Not even a string of better earnings reports could stave off worries about debt on Monday.
Europe’s banking troubles and an impasse over lifting the U.S. government’s borrowing limit helped drag down stock markets in the U.S. and Europe. Gold rose above $1,600 an ounce as investors sought safe places to park money.
The S&P 500 index dropped 10.70 points, or 0.8 per cent, to close at 1,305.44.
The Dow Jones industrial average and Nasdaq composite index gave up their gains for the month. The Dow fell 94.57 points, 0.8 percent, to 12,385.16. The Nasdaq fell 24.69 points, or 0.9 per cent, to 2,765.11.
The results of stress tests on European banks released last week came under deeper scrutiny. Eight banks failed the test aimed at measuring how well they would hold up under additional financial strain.
But the tests didn’t take into account how banks would fare if Greece or Italy defaults, says Dan Greenhaus, chief global strategist at BTIG. Greece and Italy are among the countries most at risk of defaulting on their debts Associated Press reports.
Italy not only has Europe’s third largest economy but also the world’s third-largest bond market at 1.8 trillion euro ($2.5 trillion). “So far European officials have failed to stabilize a country as small as Greece,” Greenhaus said. “So we have little reason to have faith they’ll fix a country as big as Italy.”
In the U.S., the debt limit debate remains at a standstill in Washington. The Treasury Department says the limit must be raised by Aug. 2 or the government risks defaulting on its debt.
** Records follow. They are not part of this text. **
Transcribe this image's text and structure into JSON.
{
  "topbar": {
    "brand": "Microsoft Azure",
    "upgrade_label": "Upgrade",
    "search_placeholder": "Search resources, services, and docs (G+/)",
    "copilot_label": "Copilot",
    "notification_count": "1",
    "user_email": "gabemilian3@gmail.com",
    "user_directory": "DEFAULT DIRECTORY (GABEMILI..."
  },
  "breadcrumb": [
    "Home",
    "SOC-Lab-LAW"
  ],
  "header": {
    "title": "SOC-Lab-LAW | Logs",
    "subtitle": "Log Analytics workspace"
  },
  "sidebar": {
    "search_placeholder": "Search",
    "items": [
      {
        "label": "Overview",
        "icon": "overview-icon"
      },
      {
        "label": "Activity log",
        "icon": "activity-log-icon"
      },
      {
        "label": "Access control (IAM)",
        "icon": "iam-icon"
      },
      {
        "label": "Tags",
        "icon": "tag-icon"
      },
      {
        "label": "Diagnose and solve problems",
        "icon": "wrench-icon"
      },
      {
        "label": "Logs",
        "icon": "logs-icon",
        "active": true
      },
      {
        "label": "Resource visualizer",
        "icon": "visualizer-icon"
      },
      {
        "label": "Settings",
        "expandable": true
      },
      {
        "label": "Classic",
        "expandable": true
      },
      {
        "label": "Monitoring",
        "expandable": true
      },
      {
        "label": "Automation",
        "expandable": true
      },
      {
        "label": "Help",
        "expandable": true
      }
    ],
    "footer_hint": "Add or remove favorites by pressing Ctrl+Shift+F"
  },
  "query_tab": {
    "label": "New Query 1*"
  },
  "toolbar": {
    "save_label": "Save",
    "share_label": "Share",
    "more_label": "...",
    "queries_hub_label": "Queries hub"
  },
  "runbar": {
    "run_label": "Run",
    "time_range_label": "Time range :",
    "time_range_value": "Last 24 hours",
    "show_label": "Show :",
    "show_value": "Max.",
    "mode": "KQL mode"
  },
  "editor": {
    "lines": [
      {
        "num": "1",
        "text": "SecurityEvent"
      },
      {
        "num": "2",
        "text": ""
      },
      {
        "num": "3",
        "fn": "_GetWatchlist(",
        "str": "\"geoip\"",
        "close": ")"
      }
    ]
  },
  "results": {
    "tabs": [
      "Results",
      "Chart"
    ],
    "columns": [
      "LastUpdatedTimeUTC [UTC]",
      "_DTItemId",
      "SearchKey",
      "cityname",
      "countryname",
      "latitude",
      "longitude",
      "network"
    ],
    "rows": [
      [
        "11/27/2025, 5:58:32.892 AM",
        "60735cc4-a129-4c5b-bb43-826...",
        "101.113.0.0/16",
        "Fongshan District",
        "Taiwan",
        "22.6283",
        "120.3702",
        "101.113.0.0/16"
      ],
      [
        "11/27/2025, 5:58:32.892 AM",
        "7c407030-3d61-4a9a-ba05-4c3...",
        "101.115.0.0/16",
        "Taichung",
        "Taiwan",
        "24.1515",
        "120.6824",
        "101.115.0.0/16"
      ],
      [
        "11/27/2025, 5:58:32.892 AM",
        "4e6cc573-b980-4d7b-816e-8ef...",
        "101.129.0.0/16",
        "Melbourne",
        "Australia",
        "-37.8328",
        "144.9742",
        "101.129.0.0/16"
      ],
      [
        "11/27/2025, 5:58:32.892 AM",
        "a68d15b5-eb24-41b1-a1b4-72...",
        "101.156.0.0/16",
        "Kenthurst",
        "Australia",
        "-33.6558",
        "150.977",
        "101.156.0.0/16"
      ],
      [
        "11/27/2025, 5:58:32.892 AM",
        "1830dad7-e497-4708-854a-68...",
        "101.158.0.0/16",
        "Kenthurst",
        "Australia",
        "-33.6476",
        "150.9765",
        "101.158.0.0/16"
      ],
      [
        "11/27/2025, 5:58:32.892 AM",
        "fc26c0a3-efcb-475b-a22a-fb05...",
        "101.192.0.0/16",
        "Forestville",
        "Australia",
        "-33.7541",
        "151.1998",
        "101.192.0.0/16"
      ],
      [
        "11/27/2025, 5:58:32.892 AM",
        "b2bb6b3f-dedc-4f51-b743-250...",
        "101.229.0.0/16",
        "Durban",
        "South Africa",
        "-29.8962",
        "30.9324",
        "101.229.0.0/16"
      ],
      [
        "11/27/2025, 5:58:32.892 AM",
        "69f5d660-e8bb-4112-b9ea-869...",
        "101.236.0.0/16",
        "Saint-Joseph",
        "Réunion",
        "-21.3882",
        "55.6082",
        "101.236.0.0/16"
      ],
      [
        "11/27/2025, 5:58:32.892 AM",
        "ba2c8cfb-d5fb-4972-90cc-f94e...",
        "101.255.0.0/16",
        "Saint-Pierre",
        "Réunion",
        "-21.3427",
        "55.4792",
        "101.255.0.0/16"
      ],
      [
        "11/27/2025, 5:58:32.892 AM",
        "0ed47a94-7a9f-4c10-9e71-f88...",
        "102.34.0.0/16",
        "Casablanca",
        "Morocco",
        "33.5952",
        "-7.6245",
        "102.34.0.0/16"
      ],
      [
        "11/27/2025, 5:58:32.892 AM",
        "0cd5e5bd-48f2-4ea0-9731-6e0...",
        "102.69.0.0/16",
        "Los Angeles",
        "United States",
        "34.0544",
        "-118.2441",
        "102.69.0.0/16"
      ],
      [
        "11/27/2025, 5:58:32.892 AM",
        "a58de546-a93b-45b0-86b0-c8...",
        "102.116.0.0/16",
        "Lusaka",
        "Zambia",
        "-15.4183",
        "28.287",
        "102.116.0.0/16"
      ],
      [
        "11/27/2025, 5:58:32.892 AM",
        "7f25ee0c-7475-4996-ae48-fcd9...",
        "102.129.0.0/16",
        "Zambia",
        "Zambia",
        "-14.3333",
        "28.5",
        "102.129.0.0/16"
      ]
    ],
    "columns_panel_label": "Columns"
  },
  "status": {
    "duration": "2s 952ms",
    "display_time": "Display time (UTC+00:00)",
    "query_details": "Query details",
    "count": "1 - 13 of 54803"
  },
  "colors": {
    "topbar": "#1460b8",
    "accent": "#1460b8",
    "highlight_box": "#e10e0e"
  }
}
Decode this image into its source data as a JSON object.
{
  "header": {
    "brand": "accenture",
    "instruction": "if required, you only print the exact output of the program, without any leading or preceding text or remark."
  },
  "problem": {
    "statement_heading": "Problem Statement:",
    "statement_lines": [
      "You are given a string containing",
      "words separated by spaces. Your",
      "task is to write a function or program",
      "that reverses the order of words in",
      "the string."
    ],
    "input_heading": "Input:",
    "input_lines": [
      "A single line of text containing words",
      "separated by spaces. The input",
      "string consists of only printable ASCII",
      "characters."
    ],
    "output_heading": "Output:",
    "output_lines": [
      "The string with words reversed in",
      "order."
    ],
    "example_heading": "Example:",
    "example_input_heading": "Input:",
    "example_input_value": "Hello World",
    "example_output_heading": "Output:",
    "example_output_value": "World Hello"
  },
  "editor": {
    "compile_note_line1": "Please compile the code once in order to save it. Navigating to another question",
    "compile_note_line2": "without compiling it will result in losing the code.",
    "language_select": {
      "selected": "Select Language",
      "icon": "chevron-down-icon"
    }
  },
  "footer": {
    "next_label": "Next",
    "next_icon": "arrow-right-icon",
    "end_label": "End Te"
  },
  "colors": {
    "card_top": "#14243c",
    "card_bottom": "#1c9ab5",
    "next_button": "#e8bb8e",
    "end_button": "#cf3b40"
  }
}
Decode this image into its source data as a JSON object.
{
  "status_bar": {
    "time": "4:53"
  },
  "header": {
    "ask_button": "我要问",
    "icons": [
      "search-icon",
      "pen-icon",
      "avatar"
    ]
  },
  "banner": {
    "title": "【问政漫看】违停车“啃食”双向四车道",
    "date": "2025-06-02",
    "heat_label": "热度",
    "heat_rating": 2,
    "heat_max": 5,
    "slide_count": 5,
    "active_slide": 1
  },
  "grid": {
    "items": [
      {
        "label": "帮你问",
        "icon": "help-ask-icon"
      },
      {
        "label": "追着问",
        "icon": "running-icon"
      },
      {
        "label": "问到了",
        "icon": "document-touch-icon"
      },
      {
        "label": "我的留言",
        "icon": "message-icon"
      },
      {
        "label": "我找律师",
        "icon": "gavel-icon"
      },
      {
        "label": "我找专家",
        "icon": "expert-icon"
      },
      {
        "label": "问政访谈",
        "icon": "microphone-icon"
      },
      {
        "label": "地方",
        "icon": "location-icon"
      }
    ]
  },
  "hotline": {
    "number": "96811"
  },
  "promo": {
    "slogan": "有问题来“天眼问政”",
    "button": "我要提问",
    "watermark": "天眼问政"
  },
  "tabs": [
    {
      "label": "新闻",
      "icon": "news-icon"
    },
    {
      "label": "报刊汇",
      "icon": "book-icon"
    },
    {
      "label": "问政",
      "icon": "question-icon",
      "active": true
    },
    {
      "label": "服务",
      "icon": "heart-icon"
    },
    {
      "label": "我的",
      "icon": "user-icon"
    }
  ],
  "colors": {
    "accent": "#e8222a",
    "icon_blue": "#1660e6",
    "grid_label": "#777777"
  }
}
But a deal needs to be reached soon, possibly as early as Friday, to have legislation ready for President Barack Obama to sign by the deadline. Rating agencies warned last week that the impasse puts the country’s triple-A credit rating grade at risk.
House Republicans are preparing to vote Tuesday on their plan that would lift the debt ceiling but also slash spending. The proposal includes a balanced-budget amendment to the U.S. Constitution. President Barack Obama pledged to veto the bill.
The latest delay in reaching a deal is beginning to weigh on markets.
U.S. banks stocks, which would get hit hard in the event of a default, fell sharply. Bank of America slid 2.8 percent, to $9.72, the biggest drop for the 30 stocks in the Dow average. The bank recently announced an $8.5 billion settlement with a group of mortgage bond investors and reports earnings Tuesday. It’s the only major bank trading in the single digits.
Gold rose for the tenth day in a row, jumping 0.8 percent to $1,602.40 an ounce. That’s another record in dollar terms, but it’s still below the high reached in the early 1980s once inflation is taken into account.
Gold has been rising steadily since the start of the month as the countries considered at risk of default expanded beyond Greece to include Italy and the U.S. Traders have been buying gold as an alternative to holding dollars and euros as the debt problems in the U.S. and Europe undermine confidence in both currencies.
Adding to the worries for investors: lowered expectations for the U.S. economy. Economists at Goldman Sachs lowered their estimates for U.S. economic growth in the second and third quarters of the year late Friday. The economists cited weak sales growth and a drop in consumer confidence in cutting their forecast for second-quarter growth to 1.5 percent from 2 percent. Goldman lowered its third quarter estimate to 2.5 percent from 3.25 percent.
Monday’s stock-market sell-off pulled down companies in every industry, especially banks. Even companies reporting strong profits slid lower.
Halliburton Co. ended the day nearly unchanged after posting record revenue in the second quarter. The oil-field service company trounced Wall Street’s earnings estimates as higher oil prices led to more drilling, increasing demand for Halliburton’s services.
News Corp. fell 4.3 percent as the troubles deepened for Rupert Murdoch’s media conglomerate. Rebekah Brooks, the former head of the company’s British newspaper business, was arrested over the weekend in connection with a widening phone-hacking scandal. News Corp. has abandoned its bid to assume full control of the highly lucrative satellite TV company British Sky Broadcasting. News Corp.’s shares are down 15 percent this month.
Hasbro Inc. fell 4.8 percent. Stronger sales of Transformers action figures and other products lifted the toy maker’s earnings but not enough to beat Wall Street’s estimates.
Profits at newspaper publisher Gannett Co. Inc. fell 22 percent but it still beat analysts’ estimates by a penny. Gannett said it would start buying back stock and double its quarterly dividend to 8 cents. Gannett’s stock dropped 3.5 percent.
It’s the start of a crowded week of earnings reports. More than 100 of the companies that make up the S&P 500 index are set to release second-quarter results. The list includes the major banks, Apple Inc., Johnson & Johnson and General Electric Co.
Five stocks fell for every one that rose on the New York Stock Exchange. Volume was slightly below average at 3.7 billion shares.